PENSIONERS and small investors who lost savings after the Royal Bank of Scotland's disastrous £12 billion rights issue three years ago have taken the first step in bringing proceedings against the bank, it has emerged.

They have appointed Bird & Bird, the international law firm that represented Sir Stelios Haji-Ioannou in his brand dispute with easyJet, to prepare a "letter before action", the first legal move towards a class action. They have also enlisted renowned QC Philip Marshall, who is classified in Chambers & Partners as one of "the stars of the Bar."

Shareholders had said they would continue their legal battle despite a Financial Services Authority investigation declaring Fred Goodwin and RBS were not guilty of any fraudulent activity before the bank failure.

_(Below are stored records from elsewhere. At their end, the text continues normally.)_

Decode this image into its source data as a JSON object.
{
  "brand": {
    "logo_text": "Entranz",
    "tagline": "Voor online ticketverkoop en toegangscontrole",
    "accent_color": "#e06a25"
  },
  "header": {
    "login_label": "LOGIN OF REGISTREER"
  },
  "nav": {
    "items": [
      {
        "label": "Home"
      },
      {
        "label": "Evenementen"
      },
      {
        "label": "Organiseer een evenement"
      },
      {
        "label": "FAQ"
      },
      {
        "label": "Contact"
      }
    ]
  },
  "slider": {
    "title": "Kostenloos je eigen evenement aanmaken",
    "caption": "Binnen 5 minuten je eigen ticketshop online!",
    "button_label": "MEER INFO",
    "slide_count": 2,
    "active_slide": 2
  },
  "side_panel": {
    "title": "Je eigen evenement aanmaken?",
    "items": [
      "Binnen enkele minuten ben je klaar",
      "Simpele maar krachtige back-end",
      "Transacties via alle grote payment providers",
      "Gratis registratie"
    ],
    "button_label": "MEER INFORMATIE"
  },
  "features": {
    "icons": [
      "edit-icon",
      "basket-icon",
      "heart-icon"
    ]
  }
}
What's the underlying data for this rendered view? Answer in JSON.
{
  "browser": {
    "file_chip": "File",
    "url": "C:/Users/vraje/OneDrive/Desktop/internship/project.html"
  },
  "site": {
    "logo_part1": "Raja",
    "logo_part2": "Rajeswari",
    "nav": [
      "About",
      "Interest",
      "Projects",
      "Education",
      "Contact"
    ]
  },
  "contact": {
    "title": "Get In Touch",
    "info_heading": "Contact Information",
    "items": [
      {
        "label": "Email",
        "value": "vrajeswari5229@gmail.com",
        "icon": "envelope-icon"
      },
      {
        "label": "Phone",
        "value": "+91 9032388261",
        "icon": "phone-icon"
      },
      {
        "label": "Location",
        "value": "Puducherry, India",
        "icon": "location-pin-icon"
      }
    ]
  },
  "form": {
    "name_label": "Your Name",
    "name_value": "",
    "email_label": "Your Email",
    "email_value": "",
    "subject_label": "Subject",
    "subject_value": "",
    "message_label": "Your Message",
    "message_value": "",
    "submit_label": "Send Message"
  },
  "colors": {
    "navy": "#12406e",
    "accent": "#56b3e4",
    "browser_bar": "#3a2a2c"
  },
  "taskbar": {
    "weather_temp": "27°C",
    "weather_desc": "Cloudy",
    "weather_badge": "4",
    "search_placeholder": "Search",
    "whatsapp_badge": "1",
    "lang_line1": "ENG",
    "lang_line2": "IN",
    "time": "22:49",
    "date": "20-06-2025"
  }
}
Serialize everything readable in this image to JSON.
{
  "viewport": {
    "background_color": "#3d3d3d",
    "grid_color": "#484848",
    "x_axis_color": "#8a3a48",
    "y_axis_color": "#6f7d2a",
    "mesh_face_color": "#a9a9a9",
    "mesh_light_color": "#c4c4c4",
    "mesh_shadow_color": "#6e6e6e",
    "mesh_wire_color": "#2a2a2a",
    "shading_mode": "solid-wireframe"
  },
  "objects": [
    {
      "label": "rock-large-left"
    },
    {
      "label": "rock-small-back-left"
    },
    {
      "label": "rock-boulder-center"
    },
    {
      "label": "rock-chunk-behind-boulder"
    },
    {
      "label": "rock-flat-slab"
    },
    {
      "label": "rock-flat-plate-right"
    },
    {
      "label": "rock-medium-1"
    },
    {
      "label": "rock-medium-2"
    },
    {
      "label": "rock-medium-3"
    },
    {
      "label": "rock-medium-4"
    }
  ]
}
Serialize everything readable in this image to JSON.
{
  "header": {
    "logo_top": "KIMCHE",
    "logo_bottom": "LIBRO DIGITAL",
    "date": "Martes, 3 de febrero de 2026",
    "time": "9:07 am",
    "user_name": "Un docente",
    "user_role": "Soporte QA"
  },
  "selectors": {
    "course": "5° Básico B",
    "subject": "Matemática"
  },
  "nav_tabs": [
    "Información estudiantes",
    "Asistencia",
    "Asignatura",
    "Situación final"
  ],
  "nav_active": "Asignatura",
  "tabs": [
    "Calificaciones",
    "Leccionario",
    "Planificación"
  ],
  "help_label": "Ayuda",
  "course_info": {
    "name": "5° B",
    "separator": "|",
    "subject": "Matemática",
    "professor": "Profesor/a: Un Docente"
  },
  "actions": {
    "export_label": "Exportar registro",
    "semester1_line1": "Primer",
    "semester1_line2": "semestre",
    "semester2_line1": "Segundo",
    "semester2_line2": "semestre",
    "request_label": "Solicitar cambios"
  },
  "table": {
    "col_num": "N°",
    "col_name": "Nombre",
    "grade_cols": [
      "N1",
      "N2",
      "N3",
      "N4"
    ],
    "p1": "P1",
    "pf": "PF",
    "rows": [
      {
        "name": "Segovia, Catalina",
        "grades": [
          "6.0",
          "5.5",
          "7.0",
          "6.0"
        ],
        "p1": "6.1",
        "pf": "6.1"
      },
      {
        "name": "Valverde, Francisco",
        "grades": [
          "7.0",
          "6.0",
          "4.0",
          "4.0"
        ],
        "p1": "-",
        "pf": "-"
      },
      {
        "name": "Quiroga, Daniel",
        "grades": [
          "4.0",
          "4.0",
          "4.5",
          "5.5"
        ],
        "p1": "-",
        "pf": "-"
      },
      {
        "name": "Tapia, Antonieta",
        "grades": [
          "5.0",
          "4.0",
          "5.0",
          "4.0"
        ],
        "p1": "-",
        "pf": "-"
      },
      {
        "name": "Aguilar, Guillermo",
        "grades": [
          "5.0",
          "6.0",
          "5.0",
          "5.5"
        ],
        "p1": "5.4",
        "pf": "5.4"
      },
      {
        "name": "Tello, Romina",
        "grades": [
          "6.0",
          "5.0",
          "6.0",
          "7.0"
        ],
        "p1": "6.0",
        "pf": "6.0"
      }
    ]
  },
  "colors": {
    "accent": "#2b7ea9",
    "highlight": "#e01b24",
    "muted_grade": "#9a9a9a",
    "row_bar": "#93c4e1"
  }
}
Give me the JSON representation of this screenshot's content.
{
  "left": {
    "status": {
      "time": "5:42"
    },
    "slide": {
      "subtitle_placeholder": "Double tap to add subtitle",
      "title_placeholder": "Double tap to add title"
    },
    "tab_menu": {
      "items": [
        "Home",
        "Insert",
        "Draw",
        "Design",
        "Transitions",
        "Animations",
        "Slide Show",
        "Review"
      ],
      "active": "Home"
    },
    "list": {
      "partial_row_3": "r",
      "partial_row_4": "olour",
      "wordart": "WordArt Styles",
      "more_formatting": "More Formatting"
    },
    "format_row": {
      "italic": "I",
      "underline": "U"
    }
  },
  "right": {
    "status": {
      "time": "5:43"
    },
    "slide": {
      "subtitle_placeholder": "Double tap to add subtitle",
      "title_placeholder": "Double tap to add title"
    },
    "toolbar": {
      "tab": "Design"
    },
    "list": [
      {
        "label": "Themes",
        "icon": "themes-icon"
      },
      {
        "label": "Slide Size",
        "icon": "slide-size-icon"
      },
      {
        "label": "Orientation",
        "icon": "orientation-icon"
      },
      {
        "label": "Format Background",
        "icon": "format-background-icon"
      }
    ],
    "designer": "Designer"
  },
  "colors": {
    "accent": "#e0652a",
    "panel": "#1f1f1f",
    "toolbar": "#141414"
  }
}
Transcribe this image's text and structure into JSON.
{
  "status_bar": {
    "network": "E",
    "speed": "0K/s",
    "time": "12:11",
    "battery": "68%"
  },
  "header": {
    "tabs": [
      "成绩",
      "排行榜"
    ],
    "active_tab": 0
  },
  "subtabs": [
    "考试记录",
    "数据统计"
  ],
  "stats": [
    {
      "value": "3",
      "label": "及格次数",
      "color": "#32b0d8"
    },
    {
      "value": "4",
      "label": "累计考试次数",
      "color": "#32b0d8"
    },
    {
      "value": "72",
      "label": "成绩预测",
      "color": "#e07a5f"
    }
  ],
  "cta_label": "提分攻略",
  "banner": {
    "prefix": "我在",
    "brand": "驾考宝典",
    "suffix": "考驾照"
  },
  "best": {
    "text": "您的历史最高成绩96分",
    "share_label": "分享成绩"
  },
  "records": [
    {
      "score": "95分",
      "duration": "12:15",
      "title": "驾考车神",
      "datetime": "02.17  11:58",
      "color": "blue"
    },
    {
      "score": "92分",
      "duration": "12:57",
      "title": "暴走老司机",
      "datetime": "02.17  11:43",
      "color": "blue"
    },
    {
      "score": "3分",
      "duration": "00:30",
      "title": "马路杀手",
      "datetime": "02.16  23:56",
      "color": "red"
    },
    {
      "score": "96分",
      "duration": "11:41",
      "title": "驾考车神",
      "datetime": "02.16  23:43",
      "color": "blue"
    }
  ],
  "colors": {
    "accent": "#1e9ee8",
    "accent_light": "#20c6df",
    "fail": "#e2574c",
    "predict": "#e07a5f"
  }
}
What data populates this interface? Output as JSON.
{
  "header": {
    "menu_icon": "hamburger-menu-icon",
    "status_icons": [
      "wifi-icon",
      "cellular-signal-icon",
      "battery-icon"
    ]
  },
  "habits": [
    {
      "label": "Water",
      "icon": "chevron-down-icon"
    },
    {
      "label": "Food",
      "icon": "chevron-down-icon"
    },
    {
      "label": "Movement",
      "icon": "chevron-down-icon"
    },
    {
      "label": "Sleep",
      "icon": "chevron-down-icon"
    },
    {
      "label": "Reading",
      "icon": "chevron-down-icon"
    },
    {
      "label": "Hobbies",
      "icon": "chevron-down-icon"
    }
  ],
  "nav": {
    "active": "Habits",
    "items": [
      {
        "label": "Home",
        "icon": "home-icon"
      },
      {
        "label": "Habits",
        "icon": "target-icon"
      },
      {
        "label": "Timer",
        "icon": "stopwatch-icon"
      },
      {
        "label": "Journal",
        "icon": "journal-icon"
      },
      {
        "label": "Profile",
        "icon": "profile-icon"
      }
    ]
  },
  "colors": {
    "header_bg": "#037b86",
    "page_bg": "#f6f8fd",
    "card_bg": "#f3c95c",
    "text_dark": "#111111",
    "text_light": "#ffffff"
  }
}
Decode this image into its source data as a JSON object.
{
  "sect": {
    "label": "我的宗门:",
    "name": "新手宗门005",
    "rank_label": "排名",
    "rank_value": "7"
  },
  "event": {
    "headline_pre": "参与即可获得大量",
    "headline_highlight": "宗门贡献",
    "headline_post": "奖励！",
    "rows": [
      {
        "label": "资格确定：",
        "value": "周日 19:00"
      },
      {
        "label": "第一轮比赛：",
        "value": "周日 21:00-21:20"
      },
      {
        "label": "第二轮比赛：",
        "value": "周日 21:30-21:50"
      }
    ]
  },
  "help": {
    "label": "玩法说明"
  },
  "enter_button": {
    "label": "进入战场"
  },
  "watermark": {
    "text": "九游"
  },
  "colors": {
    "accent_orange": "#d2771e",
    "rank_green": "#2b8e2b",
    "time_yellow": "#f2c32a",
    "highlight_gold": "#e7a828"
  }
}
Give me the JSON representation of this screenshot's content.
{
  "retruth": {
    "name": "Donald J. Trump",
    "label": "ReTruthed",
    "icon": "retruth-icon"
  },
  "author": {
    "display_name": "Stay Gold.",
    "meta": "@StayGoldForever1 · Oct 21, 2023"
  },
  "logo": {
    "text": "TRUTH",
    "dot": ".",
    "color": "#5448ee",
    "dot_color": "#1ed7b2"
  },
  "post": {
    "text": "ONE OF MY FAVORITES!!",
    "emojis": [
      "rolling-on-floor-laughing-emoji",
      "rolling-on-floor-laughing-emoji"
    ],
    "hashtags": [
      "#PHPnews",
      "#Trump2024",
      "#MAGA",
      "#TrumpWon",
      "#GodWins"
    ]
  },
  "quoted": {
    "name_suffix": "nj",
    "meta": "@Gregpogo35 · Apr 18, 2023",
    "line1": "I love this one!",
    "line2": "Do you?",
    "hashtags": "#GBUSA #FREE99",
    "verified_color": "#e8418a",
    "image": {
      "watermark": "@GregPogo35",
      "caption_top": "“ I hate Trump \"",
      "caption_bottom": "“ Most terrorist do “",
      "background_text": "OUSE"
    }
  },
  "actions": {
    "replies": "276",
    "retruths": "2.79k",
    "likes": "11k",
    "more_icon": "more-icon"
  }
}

Now it has emerged the shareholders are preparing to take the case to court and have created a draft timetable that plans for an eight-week trial which is due to start at the end of 2013.

A letter before action, normally expected to be accompanied by the draft particulars of the claim, is sent before the proceedings are issued.

The development will heap further pressure on Mr Goodwin, who suffered the ultimate public disgrace on Tuesday night when the Queen stripped him of his knighthood for bringing the honours system into disrepute.

The RBS Shareholders' Action Group is also seeking indemnity insurance to cover any costs if it loses its claim against RBS.

Shareholders believe the rights prospectus was misleading and gave no hint that within a few months the company would require the £45.5bn taxpayer bailout that triggered a banking crisis.

Experts are advising shareholders they could use revelations that RBS also benefited from an almost identical taxpayer bailout package in the US months before the rights issue. It borrowed $84.5bn in October 2008 from the US Federal Reserve, which paid out $1.2 trillion in loans to banks during the financial crisis, including more than a dozen foreign companies.

Almost half of the Fed's top 30 borrowers were from Europe, and RBS was the biggest non-US beneficiary.

The action group, in a memo to members, said Bird & Bird were "highly regarded and known for managing successfully complex commercial disputes".

It added: "The team is now instructed to prepare a letter before action and, as necessary, commence proceedings against RBS and its former directors, and with leading counsel, Philip Marshall, QC, has commenced that work."

RBS has already faced a class action claim by investors in the US but it was dismissed in January last year following an earlier US Supreme Court ruling that effectively ruled investors cannot use federal courts to raise fraud claims over the purchase of foreign securities.

At the time, it was said the bank still faced a case regarding those who purchased US preference shares.

Financier Peter de Vink, a former associate of Mr Goodwin, believes the double bailout does not just strengthen the UK shareholders' case, it shows there is also a case for criminal proceedings.

Mr de Vink, now managing director of Edinburgh Financial & General Holdings, said: "If you are producing a document, where you are asking people to put £12bn on the table and you fail to tell them that you have borrowed all that from the American Treasury, wouldn't you think it makes the document completely fraudulent, in my view.

"If the bank had said we want you to know we are in hock to the American Treasury for that amount I don't think anyone would have subscribed to the £12bn rights issue, which would have been then just a plaster on the wound."

Mr Marshall has been acting for BTA Bank in the case of Mukhtar Ablyazov, the Kazakh businessman accused of perpetrating one of the biggest banking frauds in history.

Mr Ablyazov, 47, is accused by BTA Bank, which he ran before leaving Kazakhstan in January 2009, of "fraud and embezzlement on an almost unprecedented scale".